“The second half was hugely disappointing because we just seemed like we went into ourselves. We stopped doing the things that were working for us in the first half and were working quite effectively. And when Wexford got a run on us in the second half, as all good teams do, we just went into ourselves even more.
“Our turnover rate, our fouls conceded stats were way up in the second half, which is a sure sign that you’re not performing at your best.”
Attacking dangerRyan Houlihan
And yet the Wexford manager appeared more positive than his victorious counterpart.
“The bottom line that cost us is that we weren’t able to put the ball over the bar,” said Power. “We have to be self-critical there. The simple facts are we created the chances and we didn’t put the ball over the bar.
“A lot of people have been doubting Wexford football. When I got the job Wexford was on a downward curve but I think we’ve shown it there tonight that we’re getting it back up, maybe not where it was yet but we’re getting there.”
Kildare lost Kevin Feely with what O’Neill reckoned initially was a separated AC joint in his shoulder but by that stage Wexford had wrested control of the middle third anyway.
Without being outstanding, Kildare looked relatively comfortable at half time, leading 0-7 to 0-3 despite conceding a point in the first attack to John Tubritt.
Apparently Kildare spoke of needing to do more in an offensive sense at the interval but it was like they ended up not doing much of anything.

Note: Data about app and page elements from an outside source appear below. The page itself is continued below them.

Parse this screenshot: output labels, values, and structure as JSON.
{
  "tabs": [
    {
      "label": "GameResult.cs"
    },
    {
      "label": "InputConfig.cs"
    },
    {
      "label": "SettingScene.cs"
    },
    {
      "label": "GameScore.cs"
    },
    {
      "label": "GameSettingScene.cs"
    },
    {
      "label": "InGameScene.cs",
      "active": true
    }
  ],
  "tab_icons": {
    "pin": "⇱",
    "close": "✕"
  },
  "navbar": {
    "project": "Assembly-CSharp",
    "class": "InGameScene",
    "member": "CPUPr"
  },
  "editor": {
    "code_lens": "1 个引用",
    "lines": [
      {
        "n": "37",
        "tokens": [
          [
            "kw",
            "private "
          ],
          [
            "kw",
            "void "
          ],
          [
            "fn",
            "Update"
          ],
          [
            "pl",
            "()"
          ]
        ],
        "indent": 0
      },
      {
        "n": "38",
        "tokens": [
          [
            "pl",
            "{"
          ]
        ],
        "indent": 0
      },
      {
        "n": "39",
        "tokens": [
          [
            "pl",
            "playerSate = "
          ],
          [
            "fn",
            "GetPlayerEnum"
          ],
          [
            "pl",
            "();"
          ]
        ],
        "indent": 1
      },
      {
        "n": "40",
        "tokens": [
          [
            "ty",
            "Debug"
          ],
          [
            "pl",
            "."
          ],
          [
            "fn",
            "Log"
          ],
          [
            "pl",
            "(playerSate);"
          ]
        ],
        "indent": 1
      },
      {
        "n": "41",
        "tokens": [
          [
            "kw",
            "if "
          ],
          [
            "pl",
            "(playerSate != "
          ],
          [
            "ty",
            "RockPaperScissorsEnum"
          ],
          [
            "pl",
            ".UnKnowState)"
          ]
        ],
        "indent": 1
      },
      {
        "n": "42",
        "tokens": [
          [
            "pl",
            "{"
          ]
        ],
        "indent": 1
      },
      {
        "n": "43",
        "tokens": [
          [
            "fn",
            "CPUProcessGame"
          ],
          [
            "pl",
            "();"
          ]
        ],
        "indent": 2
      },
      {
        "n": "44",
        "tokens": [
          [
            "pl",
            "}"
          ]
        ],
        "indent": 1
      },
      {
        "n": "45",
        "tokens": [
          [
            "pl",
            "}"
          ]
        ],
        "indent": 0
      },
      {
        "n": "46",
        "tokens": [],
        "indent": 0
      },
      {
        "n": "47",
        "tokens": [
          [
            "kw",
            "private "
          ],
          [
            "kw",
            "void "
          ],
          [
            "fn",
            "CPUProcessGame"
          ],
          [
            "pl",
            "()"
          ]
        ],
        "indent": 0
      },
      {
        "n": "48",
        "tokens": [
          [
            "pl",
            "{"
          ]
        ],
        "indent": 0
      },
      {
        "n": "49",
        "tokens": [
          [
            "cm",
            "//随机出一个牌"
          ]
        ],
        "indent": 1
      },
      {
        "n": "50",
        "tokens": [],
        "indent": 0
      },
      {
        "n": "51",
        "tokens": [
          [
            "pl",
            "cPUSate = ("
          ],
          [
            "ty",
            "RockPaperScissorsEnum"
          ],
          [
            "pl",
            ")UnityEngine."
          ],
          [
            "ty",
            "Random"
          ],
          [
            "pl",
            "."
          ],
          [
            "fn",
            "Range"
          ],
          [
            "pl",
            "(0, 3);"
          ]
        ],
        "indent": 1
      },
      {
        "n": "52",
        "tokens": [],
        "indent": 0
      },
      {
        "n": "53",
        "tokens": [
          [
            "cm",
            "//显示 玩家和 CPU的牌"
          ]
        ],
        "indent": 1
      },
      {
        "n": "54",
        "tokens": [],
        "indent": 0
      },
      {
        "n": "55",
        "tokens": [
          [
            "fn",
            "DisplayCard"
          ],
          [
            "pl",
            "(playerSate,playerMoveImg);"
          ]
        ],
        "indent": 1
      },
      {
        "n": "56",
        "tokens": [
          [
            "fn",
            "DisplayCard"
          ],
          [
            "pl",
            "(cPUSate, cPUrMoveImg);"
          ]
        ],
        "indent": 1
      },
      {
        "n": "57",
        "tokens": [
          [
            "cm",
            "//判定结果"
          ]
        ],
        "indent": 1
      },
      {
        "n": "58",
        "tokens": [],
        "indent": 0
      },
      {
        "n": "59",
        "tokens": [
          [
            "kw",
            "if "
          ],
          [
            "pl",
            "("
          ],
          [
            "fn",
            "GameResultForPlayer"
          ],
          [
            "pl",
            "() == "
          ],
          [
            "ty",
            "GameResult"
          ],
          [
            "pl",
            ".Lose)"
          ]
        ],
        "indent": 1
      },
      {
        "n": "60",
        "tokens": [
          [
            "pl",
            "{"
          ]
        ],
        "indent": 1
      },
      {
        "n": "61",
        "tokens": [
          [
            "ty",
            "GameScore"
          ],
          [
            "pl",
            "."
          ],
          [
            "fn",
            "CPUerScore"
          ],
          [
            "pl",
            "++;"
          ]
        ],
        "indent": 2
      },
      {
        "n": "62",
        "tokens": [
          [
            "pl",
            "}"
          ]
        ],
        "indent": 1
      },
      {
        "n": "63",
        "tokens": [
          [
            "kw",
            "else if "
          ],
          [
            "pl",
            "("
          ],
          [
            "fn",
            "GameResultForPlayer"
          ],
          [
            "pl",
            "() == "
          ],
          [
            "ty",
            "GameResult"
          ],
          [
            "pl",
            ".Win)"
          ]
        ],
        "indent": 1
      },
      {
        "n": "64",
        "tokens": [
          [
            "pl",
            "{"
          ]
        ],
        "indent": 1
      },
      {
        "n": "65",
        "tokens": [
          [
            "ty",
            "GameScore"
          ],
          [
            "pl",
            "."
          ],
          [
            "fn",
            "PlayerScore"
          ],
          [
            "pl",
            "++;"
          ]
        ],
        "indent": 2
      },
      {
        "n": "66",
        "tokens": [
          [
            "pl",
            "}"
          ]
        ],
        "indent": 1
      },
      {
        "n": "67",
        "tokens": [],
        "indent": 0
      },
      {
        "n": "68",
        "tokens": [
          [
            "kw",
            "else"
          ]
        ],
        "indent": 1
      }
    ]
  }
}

Shanley halved the deficit with a couple of frees and excellent scores from Shane Roche and Kevin Grady brought the sides level. Callaghan restored Kildare’s lead with his first touch, and O’Donoghue followed up with a brilliant solo score. Shanley landed another free but despite having plenty of possession and five minutes of injury time, Wexford could not find an equaliser.